Saved entries:
______________________________
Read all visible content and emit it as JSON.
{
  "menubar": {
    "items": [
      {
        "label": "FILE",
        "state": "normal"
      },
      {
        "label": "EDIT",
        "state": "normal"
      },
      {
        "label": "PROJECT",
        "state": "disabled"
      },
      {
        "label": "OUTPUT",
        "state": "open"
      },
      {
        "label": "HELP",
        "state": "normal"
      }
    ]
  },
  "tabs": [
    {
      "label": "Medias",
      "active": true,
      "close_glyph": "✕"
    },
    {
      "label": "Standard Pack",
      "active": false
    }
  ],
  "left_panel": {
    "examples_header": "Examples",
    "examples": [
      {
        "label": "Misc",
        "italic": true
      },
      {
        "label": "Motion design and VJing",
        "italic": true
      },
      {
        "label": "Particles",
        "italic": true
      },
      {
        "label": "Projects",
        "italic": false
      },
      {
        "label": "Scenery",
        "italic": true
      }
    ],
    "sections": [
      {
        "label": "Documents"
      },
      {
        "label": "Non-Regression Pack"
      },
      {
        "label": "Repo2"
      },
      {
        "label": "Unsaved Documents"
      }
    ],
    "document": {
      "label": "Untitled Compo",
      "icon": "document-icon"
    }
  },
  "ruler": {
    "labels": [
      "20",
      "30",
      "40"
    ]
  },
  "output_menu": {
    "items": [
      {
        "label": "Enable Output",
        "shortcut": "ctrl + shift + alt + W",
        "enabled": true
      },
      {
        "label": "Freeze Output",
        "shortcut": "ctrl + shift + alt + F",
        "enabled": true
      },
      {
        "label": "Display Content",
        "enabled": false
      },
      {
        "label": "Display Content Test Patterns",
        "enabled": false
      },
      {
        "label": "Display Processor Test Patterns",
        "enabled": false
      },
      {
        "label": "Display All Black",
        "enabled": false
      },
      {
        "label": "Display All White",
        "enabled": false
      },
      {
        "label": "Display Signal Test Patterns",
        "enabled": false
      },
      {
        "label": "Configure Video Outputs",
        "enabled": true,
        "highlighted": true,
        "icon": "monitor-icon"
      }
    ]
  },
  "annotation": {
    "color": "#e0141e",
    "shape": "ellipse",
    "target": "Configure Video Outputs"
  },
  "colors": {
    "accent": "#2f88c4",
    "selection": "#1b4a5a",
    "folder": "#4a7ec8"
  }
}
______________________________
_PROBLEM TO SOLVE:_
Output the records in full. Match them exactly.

_TASK SOLUTION:_
Read all visible content and emit it as JSON.
{
  "menubar": {
    "items": [
      {
        "label": "FILE",
        "state": "normal"
      },
      {
        "label": "EDIT",
        "state": "normal"
      },
      {
        "label": "PROJECT",
        "state": "disabled"
      },
      {
        "label": "OUTPUT",
        "state": "open"
      },
      {
        "label": "HELP",
        "state": "normal"
      }
    ]
  },
  "tabs": [
    {
      "label": "Medias",
      "active": true,
      "close_glyph": "✕"
    },
    {
      "label": "Standard Pack",
      "active": false
    }
  ],
  "left_panel": {
    "examples_header": "Examples",
    "examples": [
      {
        "label": "Misc",
        "italic": true
      },
      {
        "label": "Motion design and VJing",
        "italic": true
      },
      {
        "label": "Particles",
        "italic": true
      },
      {
        "label": "Projects",
        "italic": false
      },
      {
        "label": "Scenery",
        "italic": true
      }
    ],
    "sections": [
      {
        "label": "Documents"
      },
      {
        "label": "Non-Regression Pack"
      },
      {
        "label": "Repo2"
      },
      {
        "label": "Unsaved Documents"
      }
    ],
    "document": {
      "label": "Untitled Compo",
      "icon": "document-icon"
    }
  },
  "ruler": {
    "labels": [
      "20",
      "30",
      "40"
    ]
  },
  "output_menu": {
    "items": [
      {
        "label": "Enable Output",
        "shortcut": "ctrl + shift + alt + W",
        "enabled": true
      },
      {
        "label": "Freeze Output",
        "shortcut": "ctrl + shift + alt + F",
        "enabled": true
      },
      {
        "label": "Display Content",
        "enabled": false
      },
      {
        "label": "Display Content Test Patterns",
        "enabled": false
      },
      {
        "label": "Display Processor Test Patterns",
        "enabled": false
      },
      {
        "label": "Display All Black",
        "enabled": false
      },
      {
        "label": "Display All White",
        "enabled": false
      },
      {
        "label": "Display Signal Test Patterns",
        "enabled": false
      },
      {
        "label": "Configure Video Outputs",
        "enabled": true,
        "highlighted": true,
        "icon": "monitor-icon"
      }
    ]
  },
  "annotation": {
    "color": "#e0141e",
    "shape": "ellipse",
    "target": "Configure Video Outputs"
  },
  "colors": {
    "accent": "#2f88c4",
    "selection": "#1b4a5a",
    "folder": "#4a7ec8"
  }
}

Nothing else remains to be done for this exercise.